He also emphasized that he has the same feelings, needs and desires as every other 15-year-old. He is not his diagnosis; Asperger’s is just part of the complexity of traits that make him who he is. Haldane sixth-graders met him with warmth, acceptance and curiosity, demonstrating their growing comfort and competence in understanding how to simply “be” with difference.

Finding shared values

Meanwhile, LDC met with each third-grade class to help students better understand both their commonalities and differences. What students determined as important to everyone in their class became that classroom’s shared values, such as being a good friend to others, helping those in need and showing empathy and compassion to classmates.

Students then watched a brief video about elementary-aged children who have learning differences such as ASD and ADHD (Attention Deficit Hyperactivity Disorder). The children in the video were not actors but real kids who spoke openly about their challenges and strengths. They all expressed wanting to be accepted by peers.

Elisabeth Janz Meyer-Reich

Elisabeth Janz Meyer-Reich

LDC doesn’t just focus on students; each year the committee brings a guest speaker to the adults at Haldane. This winter, Elisabeth Janz Meyer-Reich, a trained Mindfulness-Based Stress Reduction therapist, presented information on MBSR. Participants were briefly introduced to how mindfulness can ease stress levels and improve both teacher-student relationships and overall school climate. She introduced the concepts of MBSR and provided the opportunity to put those concepts into action with expert guidance.

Parents, teachers and administrators all practiced mindfulness together in Haldane’s music room on that very cold January evening. Brent Harrington, Haldane’s elementary and middle school principal, stated: “I liked her example of being mindful of the ‘scripts’ we often write in our heads, anticipating stress and discord, and its resulting negative impact on our mind and body.”

To learn more about LDC, visit The next meeting is April 14 at 7 p.m. at the Cold Spring United Methodist Church, 216 Main Street.

One thought on “Being Mindful of Difference

  1. What an informative summary of the LDC’s efforts. Learning not just to accept, but to celebrate, difference is a critical lesson for everyone, no matter how old or young.

    But it’s also important to recognize that certain types of difference that are seemingly not related to academic achievement can actually have a huge impact on student success — however you choose to define it. Statistically, LGBT kids can experience serious academic repercussions when they are in educational spaces that don’t feel safe. Gay-Straight Alliances and groups like GLSEN or Center Lane can help kids navigate these waters.

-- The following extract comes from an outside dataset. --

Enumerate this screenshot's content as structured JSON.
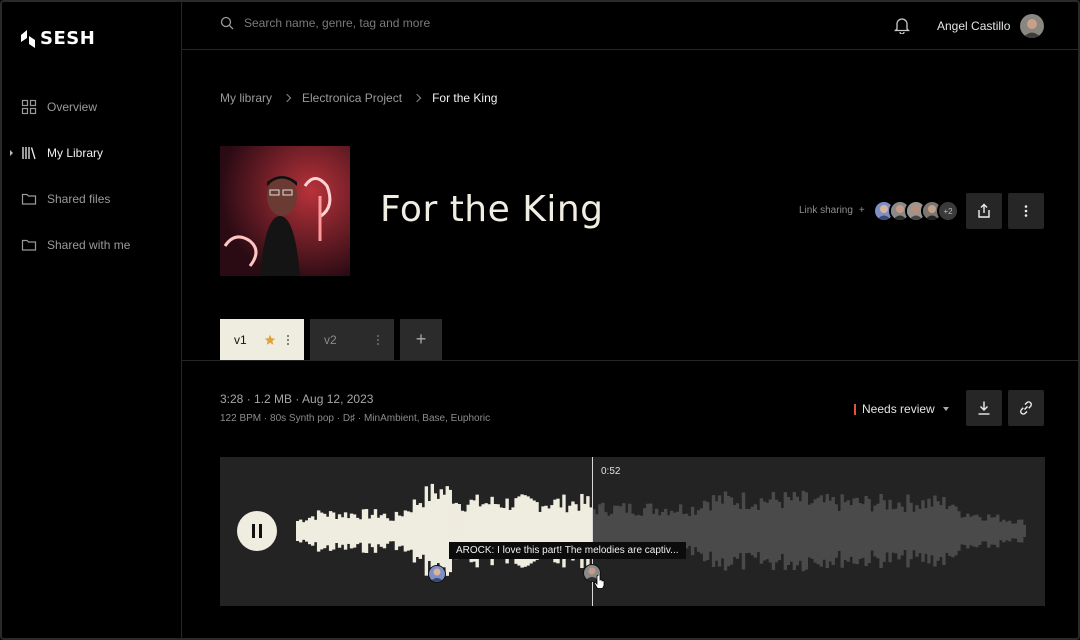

    Having raised two high-achieving kids with learning challenges that were NOT identified until they got to college, I think it’s also important that the educators who help evaluate our children keep open minds about how some kinds of disabilities do and don’t present. The most valuable thing one of my kids learned during a summer at Landmark College was this: “It’s not my fault, but it is my problem.” Recognizing that a problem exists is essential.